Another key issue: Although menopause symptoms are often viewed as a private burden, they carry a costly public toll. Recent data from the Mayo Clinic shows a whopping $1.8 billion in lost earnings for menopausal women per year, with significant racial disparities: Among study participants, roughly 15 percent had either missed work or reduced their hours because of menopause, with Black women and Latinas reporting the worst symptoms and adverse work outcomes. A report issued by Bank of America this summer found that one in five women has considered leaving her job or retiring early because she doesn’t get adequate support for menopause symptoms. Earlier this month, a Deloitte study showed that working women in the U.S. pay $15 billion more out-of-pocket health expenses than men, with the costs of menopause care specifically called out.

Which is why before Congress ever stepped up, the private sector saw an opportunity. Menopause-friendly workplaces are an emerging trend as CEOs look for ways to fill the breach and retain talented women leaders. But here’s the thing: The interventions offered—cooling rooms, loose dress codes, flex time—hardly scratch the surface for what can be a decade of health disruptions. Nor do they meet the needs of most employees, especially those in blue- and pink-collar roles and low-wage and part-time service jobs, as well as those who have rigid or unpredictable schedules and circumstances.

Ultimately, these accommodations do not address the root of the problem: lack of science and systemic solutions. What we need is to chart a whole government approach that uncovers everything there is to know about menopause—so the rest of us can get busy reimagining and reshaping society around that knowledge. This includes how we work, how we access our healthcare, and how we create strong, supportive communities for the midlife and menopause journey.

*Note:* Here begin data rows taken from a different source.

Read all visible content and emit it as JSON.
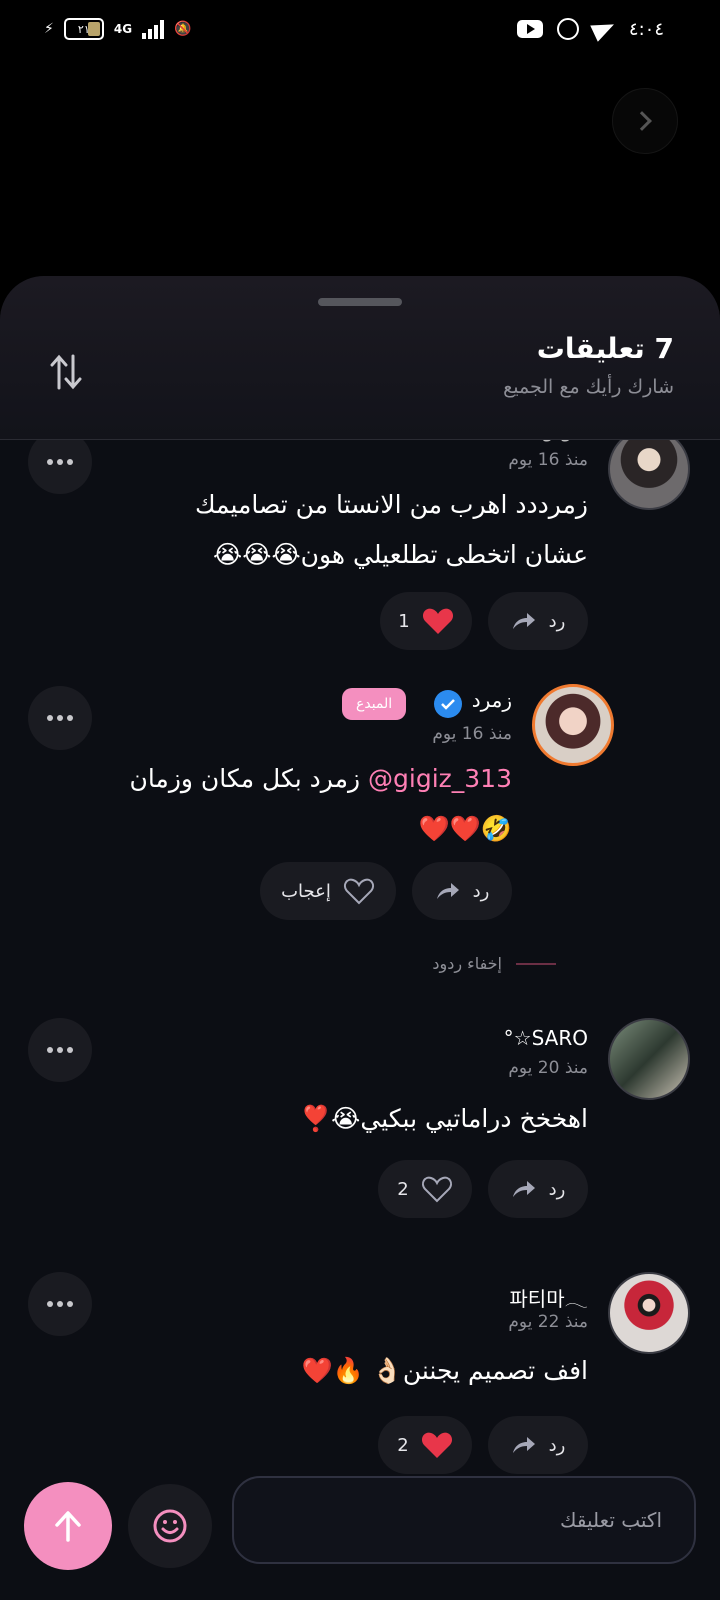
{
  "status_bar": {
    "time": "٤:٠٤",
    "battery": "٢١",
    "network": "4G"
  },
  "sheet": {
    "title": "7 تعليقات",
    "subtitle": "شارك رأيك مع الجميع"
  },
  "comments": [
    {
      "username": "gigiz",
      "time": "منذ 16 يوم",
      "line1": "زمرددد اهرب من الانستا من تصاميمك",
      "line2": "عشان اتخطى تطلعيلي هون😭😭😭",
      "reply_label": "رد",
      "like_count": "1"
    },
    {
      "username": "زمرد",
      "badge": "المبدع",
      "time": "منذ 16 يوم",
      "mention": "gigiz_313@",
      "text_after_mention": " زمرد بكل مكان وزمان",
      "line2": "🤣❤️❤️",
      "reply_label": "رد",
      "like_label": "إعجاب"
    },
    {
      "username": "SARO☆°",
      "time": "منذ 20 يوم",
      "line1": "اهخخخ دراماتيي ببكيي😭❣️",
      "reply_label": "رد",
      "like_count": "2"
    },
    {
      "username": "파티마𓂃",
      "time": "منذ 22 يوم",
      "line1": "افف تصميم يجننن👌🏻    🔥❤️",
      "reply_label": "رد",
      "like_count": "2"
    }
  ],
  "hide_replies": "إخفاء ردود",
  "input": {
    "placeholder": "اكتب تعليقك"
  },
  "colors": {
    "accent": "#f48fbf",
    "verified": "#2b8bef",
    "heart": "#e8364a"
  }
}
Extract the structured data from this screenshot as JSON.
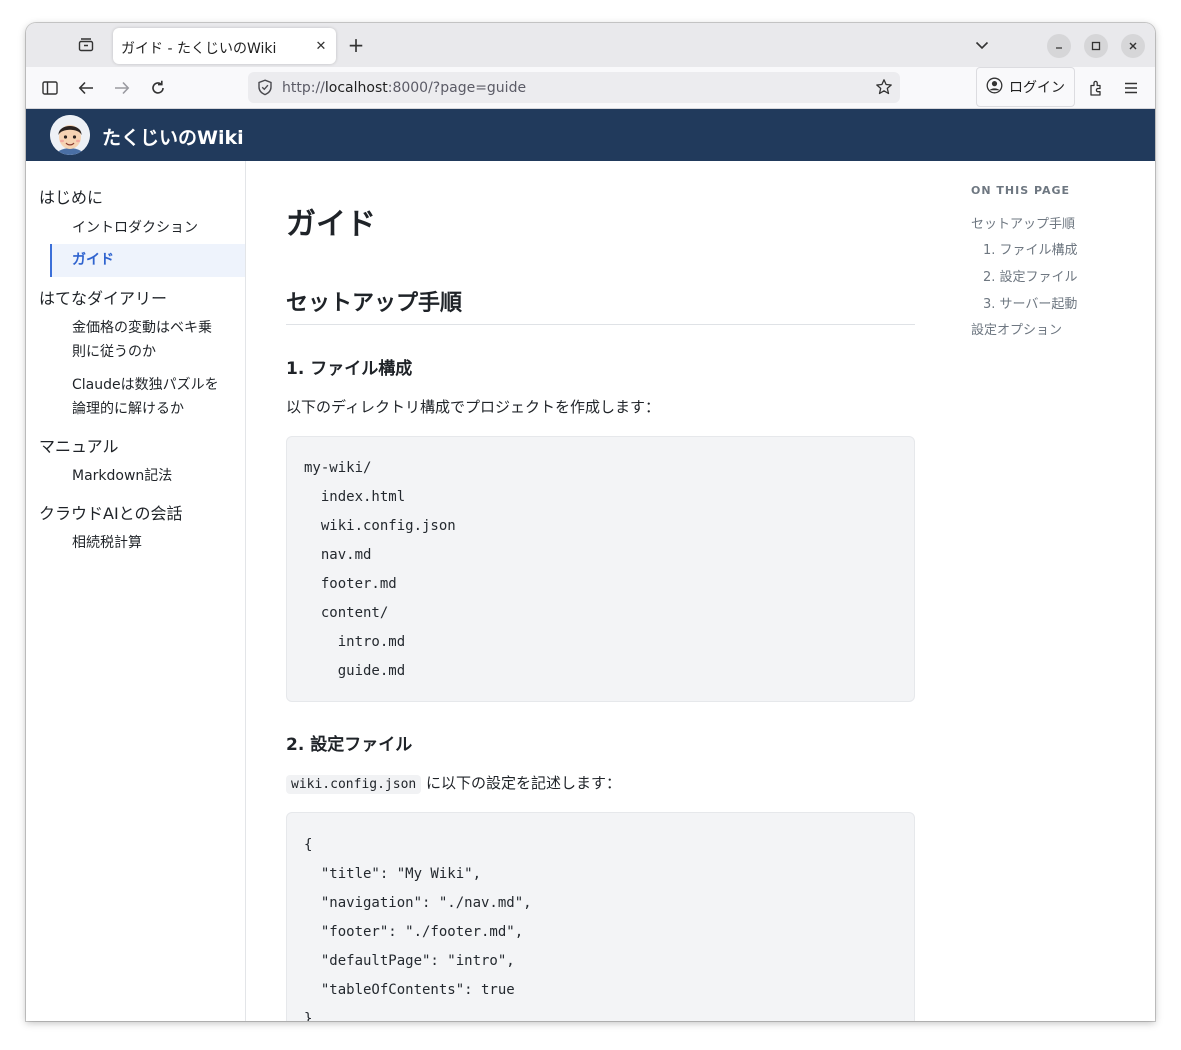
{
  "browser": {
    "tab_title": "ガイド - たくじいのWiki",
    "tab_close": "✕",
    "new_tab": "+",
    "url_scheme": "http://",
    "url_host": "localhost",
    "url_rest": ":8000/?page=guide",
    "login_label": "ログイン"
  },
  "site": {
    "title": "たくじいのWiki"
  },
  "sidebar": {
    "sections": [
      {
        "label": "はじめに",
        "items": [
          "イントロダクション",
          "ガイド"
        ]
      },
      {
        "label": "はてなダイアリー",
        "items": [
          "金価格の変動はベキ乗\n則に従うのか",
          "Claudeは数独パズルを\n論理的に解けるか"
        ]
      },
      {
        "label": "マニュアル",
        "items": [
          "Markdown記法"
        ]
      },
      {
        "label": "クラウドAIとの会話",
        "items": [
          "相続税計算"
        ]
      }
    ],
    "active": "ガイド"
  },
  "content": {
    "h1": "ガイド",
    "h2": "セットアップ手順",
    "sec1_title": "1. ファイル構成",
    "sec1_text": "以下のディレクトリ構成でプロジェクトを作成します：",
    "tree_lines": [
      "my-wiki/",
      "  index.html",
      "  wiki.config.json",
      "  nav.md",
      "  footer.md",
      "  content/",
      "    intro.md",
      "    guide.md"
    ],
    "sec2_title": "2. 設定ファイル",
    "sec2_code": "wiki.config.json",
    "sec2_text": " に以下の設定を記述します：",
    "config_lines": [
      "{",
      "  \"title\": \"My Wiki\",",
      "  \"navigation\": \"./nav.md\",",
      "  \"footer\": \"./footer.md\",",
      "  \"defaultPage\": \"intro\",",
      "  \"tableOfContents\": true",
      "}"
    ]
  },
  "toc": {
    "heading": "ON THIS PAGE",
    "items": [
      "セットアップ手順",
      "1. ファイル構成",
      "2. 設定ファイル",
      "3. サーバー起動",
      "設定オプション"
    ]
  }
}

We are a physician and a lawyer, respectively, and salute Rep. Clarke for her commitment to setting this change in motion. Congress rising to the moment is an acknowledgment that an entire generation of women has been let down.

Menopause policy is about research and equity—health, economic, education, age, race, gender. It enables people to make truly informed decisions and live their best lives. It requires firm political commitment to prioritizing women’s full and fair representation at all ages and life stages. Federal legislation is an excellent start.

Jennifer Weiss-Wolf is executive director of the Birnbaum Women’s Leadership Center at NYU Law. She serves on the board of the nonprofit Let’s Talk Menopause.

Dr. Sharon Malone is a board certified ob-gyn and a certified menopause practitioner. She is the chief medical advisor to Alloy Women’s Health and the author of the upcoming book Grown Woman Talk, due out in April 2024.